In Magnificent Obsession, Dr. Hudson asks where this theory of good and bad secrets comes from? He is referred to The New Testament. The answer is shown to him in the first few verses of Mathew 6.
2 Therefore when thou doest thine alms, do not sound a trumpet before thee, as the ahypocrites do in the synagogues and in the streets, that they may have bglory of men. Verily I say unto you, They have their reward.
Let me read the last sentence again.
“That thine alms may be in secret” dig way down inside yourself. Way down. The things that are deepest inside. The darkest secrets. Things from the past that no one knows about. Where you have your deepest regrets. Its usually disappointing a feeling because it hangs around all of our lives. No matter how we try we can’t reverse this feeling – of disappointment in ourselves because we haven’t been able to forgive and forget those things that no one else knows about. A close look shows that what required of us we will be found wanting.
We couldn’t pay up or settle out, for our net worth is less than zero. It’s negative.
Dr. Hudson starts doing a good deed in secret and confessed his follies and mistakes publicly. Eventually he becomes a world renowned brain surgeon.
But we may say that these events just happened in a novel. Give me some real examples. Well, here is probably the best one – Until he was 50 years old Lloyd Douglas was a decent but not outstanding minister. They something happened and he became the most widely read novelist in the English Language – he never would say what happened but its pretty clear that his own practice of his own magnificent obsession brought him the success the Lord had praised.
Now you need to take it one step further – that is to do the good deeds known not only to the receiver but also to you as the giver also. No one will ever know, other than you. And God, of course. As the Lord looks down on each of us and looks at our black secrets and our unknown good ones, I believe that the unknown ones will far outweigh, because no one knows – there is no praise or adulations.

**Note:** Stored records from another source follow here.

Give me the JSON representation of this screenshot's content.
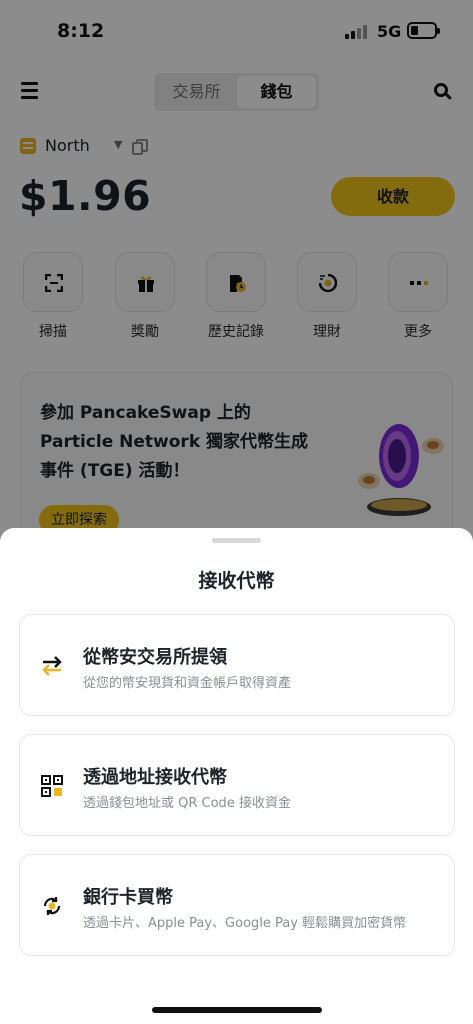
{
  "status_bar": {
    "time": "8:12",
    "network": "5G"
  },
  "header": {
    "tabs": [
      {
        "label": "交易所",
        "selected": false
      },
      {
        "label": "錢包",
        "selected": true
      }
    ]
  },
  "wallet": {
    "name": "North",
    "balance": "$1.96",
    "receive_label": "收款"
  },
  "actions": [
    {
      "label": "掃描",
      "icon": "scan-icon"
    },
    {
      "label": "獎勵",
      "icon": "gift-icon"
    },
    {
      "label": "歷史記錄",
      "icon": "history-icon"
    },
    {
      "label": "理財",
      "icon": "earn-icon"
    },
    {
      "label": "更多",
      "icon": "more-icon"
    }
  ],
  "promo": {
    "line1": "參加 PancakeSwap 上的",
    "line2": "Particle Network 獨家代幣生成",
    "line3": "事件 (TGE) 活動！",
    "button": "立即探索"
  },
  "sheet": {
    "title": "接收代幣",
    "options": [
      {
        "title": "從幣安交易所提領",
        "desc": "從您的幣安現貨和資金帳戶取得資產",
        "icon": "transfer-icon"
      },
      {
        "title": "透過地址接收代幣",
        "desc": "透過錢包地址或 QR Code 接收資金",
        "icon": "qr-code-icon"
      },
      {
        "title": "銀行卡買幣",
        "desc": "透過卡片、Apple Pay、Google Pay 輕鬆購買加密貨幣",
        "icon": "card-buy-icon"
      }
    ]
  },
  "colors": {
    "accent": "#f0c419",
    "text": "#1e2329",
    "muted": "#8a8f95"
  }
}
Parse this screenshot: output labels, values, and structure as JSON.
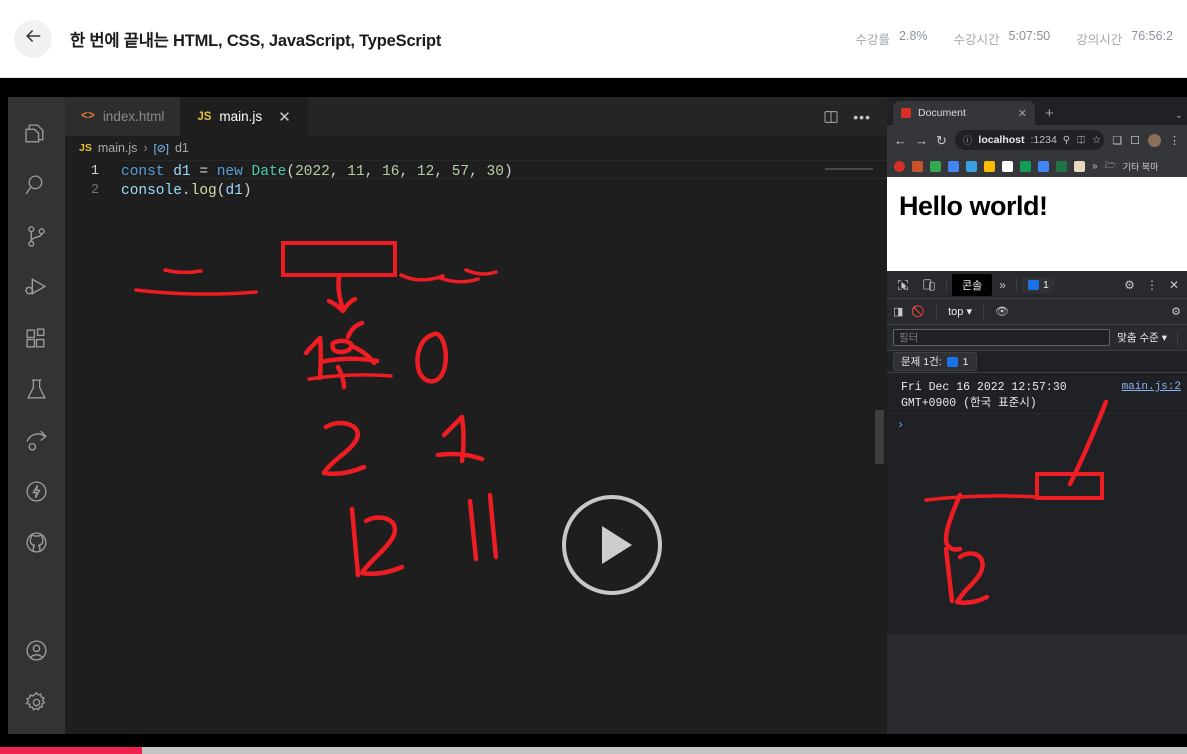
{
  "header": {
    "back_icon": "arrow-left-icon",
    "title": "한 번에 끝내는 HTML, CSS, JavaScript, TypeScript",
    "stats": [
      {
        "label": "수강률",
        "value": "2.8%"
      },
      {
        "label": "수강시간",
        "value": "5:07:50"
      },
      {
        "label": "강의시간",
        "value": "76:56:2"
      }
    ]
  },
  "vscode": {
    "activity_bar": [
      {
        "name": "explorer-icon",
        "label": "Explorer"
      },
      {
        "name": "search-icon",
        "label": "Search"
      },
      {
        "name": "source-control-icon",
        "label": "Source Control"
      },
      {
        "name": "run-and-debug-icon",
        "label": "Run and Debug"
      },
      {
        "name": "extensions-icon",
        "label": "Extensions"
      },
      {
        "name": "testing-icon",
        "label": "Testing"
      },
      {
        "name": "live-share-icon",
        "label": "Live Share"
      },
      {
        "name": "thunder-client-icon",
        "label": "Thunder Client"
      },
      {
        "name": "github-icon",
        "label": "GitHub"
      }
    ],
    "activity_bar_bottom": [
      {
        "name": "account-icon",
        "label": "Accounts"
      },
      {
        "name": "settings-gear-icon",
        "label": "Manage"
      }
    ],
    "tabs": [
      {
        "label": "index.html",
        "icon": "html-file-icon",
        "icon_text": "<>",
        "active": false
      },
      {
        "label": "main.js",
        "icon": "js-file-icon",
        "icon_text": "JS",
        "active": true,
        "close": "✕"
      }
    ],
    "tab_actions": [
      {
        "name": "split-editor-icon"
      },
      {
        "name": "more-actions-icon",
        "label": "•••"
      }
    ],
    "breadcrumb": {
      "file_icon_text": "JS",
      "file": "main.js",
      "separator": "›",
      "symbol_icon": "[⊘]",
      "symbol": "d1"
    },
    "code": {
      "lines": [
        {
          "number": "1",
          "tokens": [
            {
              "t": "const",
              "c": "kw"
            },
            {
              "t": " ",
              "c": "op"
            },
            {
              "t": "d1",
              "c": "vr"
            },
            {
              "t": " = ",
              "c": "op"
            },
            {
              "t": "new",
              "c": "kw"
            },
            {
              "t": " ",
              "c": "op"
            },
            {
              "t": "Date",
              "c": "cls"
            },
            {
              "t": "(",
              "c": "punc"
            },
            {
              "t": "2022",
              "c": "num"
            },
            {
              "t": ", ",
              "c": "punc"
            },
            {
              "t": "11",
              "c": "num"
            },
            {
              "t": ", ",
              "c": "punc"
            },
            {
              "t": "16",
              "c": "num"
            },
            {
              "t": ", ",
              "c": "punc"
            },
            {
              "t": "12",
              "c": "num"
            },
            {
              "t": ", ",
              "c": "punc"
            },
            {
              "t": "57",
              "c": "num"
            },
            {
              "t": ", ",
              "c": "punc"
            },
            {
              "t": "30",
              "c": "num"
            },
            {
              "t": ")",
              "c": "punc"
            }
          ]
        },
        {
          "number": "2",
          "tokens": [
            {
              "t": "console",
              "c": "obj"
            },
            {
              "t": ".",
              "c": "punc"
            },
            {
              "t": "log",
              "c": "prop"
            },
            {
              "t": "(",
              "c": "punc"
            },
            {
              "t": "d1",
              "c": "vr"
            },
            {
              "t": ")",
              "c": "punc"
            }
          ]
        }
      ]
    }
  },
  "browser": {
    "tab": {
      "title": "Document",
      "close": "✕"
    },
    "new_tab": "+",
    "window_menu": "⌄",
    "nav": {
      "back": "←",
      "forward": "→",
      "reload": "↻"
    },
    "omnibox": {
      "info_icon": "ⓘ",
      "host": "localhost",
      "port": ":1234",
      "zoom_icon": "search-icon",
      "share_icon": "share-icon",
      "star_icon": "☆"
    },
    "toolbar_icons": [
      "extensions-puzzle-icon",
      "sidepanel-icon",
      "profile-avatar-icon",
      "chrome-menu-icon"
    ],
    "bookmarks": {
      "items": [
        "#d93025",
        "#c8522a",
        "#34a853",
        "#4285f4",
        "#3ca0e0",
        "#fbbc04",
        "#ffffff",
        "#0f9d58",
        "#4285f4",
        "#217346",
        "#e8eaed"
      ],
      "overflow": "»",
      "folder_icon": "folder-icon",
      "folder_label": "기타 북마"
    },
    "page": {
      "heading": "Hello world!"
    }
  },
  "devtools": {
    "toolbar": {
      "inspect_icon": "inspect-element-icon",
      "device_icon": "device-toolbar-icon",
      "active_tab": "콘솔",
      "more_tabs": "»",
      "issues_count": "1",
      "settings_icon": "settings-gear-icon",
      "kebab_icon": "more-options-icon",
      "close_icon": "close-icon"
    },
    "subbar": {
      "sidebar_icon": "console-sidebar-icon",
      "clear_icon": "clear-console-icon",
      "context": "top",
      "context_caret": "▾",
      "eye_icon": "live-expression-icon",
      "settings_icon": "settings-gear-icon"
    },
    "filterbar": {
      "filter_placeholder": "필터",
      "filter_value": "",
      "level": "맞춤 수준",
      "level_caret": "▾"
    },
    "issue_bar": {
      "text": "문제 1건:",
      "count": "1"
    },
    "console": {
      "entries": [
        {
          "message": "Fri Dec 16 2022 12:57:30",
          "message_line2": "GMT+0900 (한국 표준시)",
          "source": "main.js:2"
        }
      ],
      "prompt_caret": "›"
    }
  },
  "player": {
    "play_icon": "play-button-icon",
    "progress_percent": 12
  },
  "annotations": {
    "editor_ink": [
      {
        "name": "ink-month-label-1",
        "text": "1월"
      },
      {
        "name": "ink-month-index-0",
        "text": "0"
      },
      {
        "name": "ink-month-label-2",
        "text": "2"
      },
      {
        "name": "ink-month-index-1",
        "text": "1"
      },
      {
        "name": "ink-month-label-12",
        "text": "12"
      },
      {
        "name": "ink-month-index-11",
        "text": "11"
      }
    ],
    "console_ink": [
      {
        "name": "ink-console-12",
        "text": "12"
      }
    ]
  },
  "colors": {
    "accent_red": "#ee1d24",
    "progress_pink": "#f0204f",
    "vscode_bg": "#1e1e1e",
    "devtools_bg": "#202124"
  }
}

Many times we are asked to test the scriptures or the written gospel. This again about that last sentence in the 6th chapter of Mathew – that our Heavenly Father sees the alms we do in secret, and as he sees will reward us openly. The only way to really find out for ourselves is to put the 6th chapter of Matthew to the test – and see if the promise will come true.
It’s true, lets face it, in many ways we are our secrets - I would encourage each of us to exchange our darkest secrets for what can be your brightest ones by following the Lords council in Matthew.
- Do something of value that the receiver never knows.
- Make sure that no one knows about what you have done.
- Believe through your faith that the Lord will reward you for these efforts.
Remember you will become these good secrets within you.